Most importantly, Messenger significantly expands Facebook's potential behavioural targeting offering. Behavioural targeting improves yields - eCPMs - significantly, especially vs a network sell. Facebook's existing user data is rich and extensive but add to that piece every word that user would have written as an email or an IM, stored forever, and the potential to target relevant ads to that user - both on Facebook and off - expands significantly. Facebook already knows where you live, it knows how old you are, it knows who your friends are. With Messenger, it will know what you're planning to do tonight also. That half a dollar CPM suddenly looks pretty lowball if it transforms social networking inventory to far more valuable behaviourally targeted advertising.
Part of the wider strategy
The "Like" button was a step towards building out a Facebook ad network by getting Facebook onto every content website in the world. Mary Meeker's awesome presentation earlier today gave several examples where the "Like" button presents new branding and monetisation opportunities. The Friendfeed acquisition last year gave FB a content aggregator, of sorts.
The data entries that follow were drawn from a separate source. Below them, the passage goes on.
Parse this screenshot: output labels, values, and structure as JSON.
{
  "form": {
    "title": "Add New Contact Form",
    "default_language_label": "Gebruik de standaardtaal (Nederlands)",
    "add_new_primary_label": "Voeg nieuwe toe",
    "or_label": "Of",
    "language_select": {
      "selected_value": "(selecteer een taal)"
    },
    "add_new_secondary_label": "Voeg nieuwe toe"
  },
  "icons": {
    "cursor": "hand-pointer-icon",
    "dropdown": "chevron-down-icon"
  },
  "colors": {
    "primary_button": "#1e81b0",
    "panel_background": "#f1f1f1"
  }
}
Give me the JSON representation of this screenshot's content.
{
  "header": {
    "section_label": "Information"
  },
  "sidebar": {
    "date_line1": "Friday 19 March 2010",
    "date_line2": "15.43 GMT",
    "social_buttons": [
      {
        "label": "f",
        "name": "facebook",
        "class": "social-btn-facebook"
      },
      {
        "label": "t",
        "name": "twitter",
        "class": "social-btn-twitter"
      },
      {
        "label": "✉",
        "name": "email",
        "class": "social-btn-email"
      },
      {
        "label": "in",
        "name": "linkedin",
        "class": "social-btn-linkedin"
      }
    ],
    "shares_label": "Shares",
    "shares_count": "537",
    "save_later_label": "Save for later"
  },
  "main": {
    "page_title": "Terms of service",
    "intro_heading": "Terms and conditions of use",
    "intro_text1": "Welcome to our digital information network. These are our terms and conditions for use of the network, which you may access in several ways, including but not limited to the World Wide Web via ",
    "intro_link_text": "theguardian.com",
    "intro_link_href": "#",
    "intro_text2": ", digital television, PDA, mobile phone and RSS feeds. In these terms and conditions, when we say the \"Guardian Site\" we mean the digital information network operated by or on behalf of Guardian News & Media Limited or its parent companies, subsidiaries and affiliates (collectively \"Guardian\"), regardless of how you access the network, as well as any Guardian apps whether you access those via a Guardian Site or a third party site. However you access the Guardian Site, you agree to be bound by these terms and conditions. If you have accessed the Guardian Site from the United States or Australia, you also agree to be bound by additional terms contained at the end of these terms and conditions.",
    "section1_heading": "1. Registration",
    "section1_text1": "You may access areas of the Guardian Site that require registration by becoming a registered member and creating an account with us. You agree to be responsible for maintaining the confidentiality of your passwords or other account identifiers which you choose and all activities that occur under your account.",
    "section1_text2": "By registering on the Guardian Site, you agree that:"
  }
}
That's the two steps left to take for Facebook to take on the big portals and own the online display space. An ad network looks like an easy move for FB to make - it can acquire one or build it out of its existing sales operation. Premium content is less straightforward to generate. All of the big players have made significant investments to build or buy content in the necessary commercial categories. There are a number of ways Facebook might try to enter that space, but as yet very little it has done seems likely to get it there.
Financial implications and next steps
Facebook already carries dramatically more inventory than anyone else, but is less able to monetise it. To cross that gap and become the clear number one player they need to take out the major incumbent portal/networks in online display, they need to apply effective behavioural targeting to their own underpriced inventory, they need to start building out a third-party network to complement their publisher-owned offering and they need to be able to offer premium content to attract the top CPM advertisers. (They don't especially need to generate yet more billions of ad impression pages but it seems that this move will achieve that also, diluting the relative scale and value of the other players.) The combination of the new Like button that is flooding the web with Messenger gets Facebook most of the way there. All they need to add now is premium content, or some other solution that renders the premium content play irrelevant. For Yahoo and AOL, this is probably the end. For MSN and for Google's foray out of search into display the competitive landscape is going to be a lot meaner. And for Facebook - with even more inventory, behavioural targeting across a larger network and the de facto elimination of key competitors, the road to $100bn looks less and less impossible.
(Photo from b_d_solis on Flickr)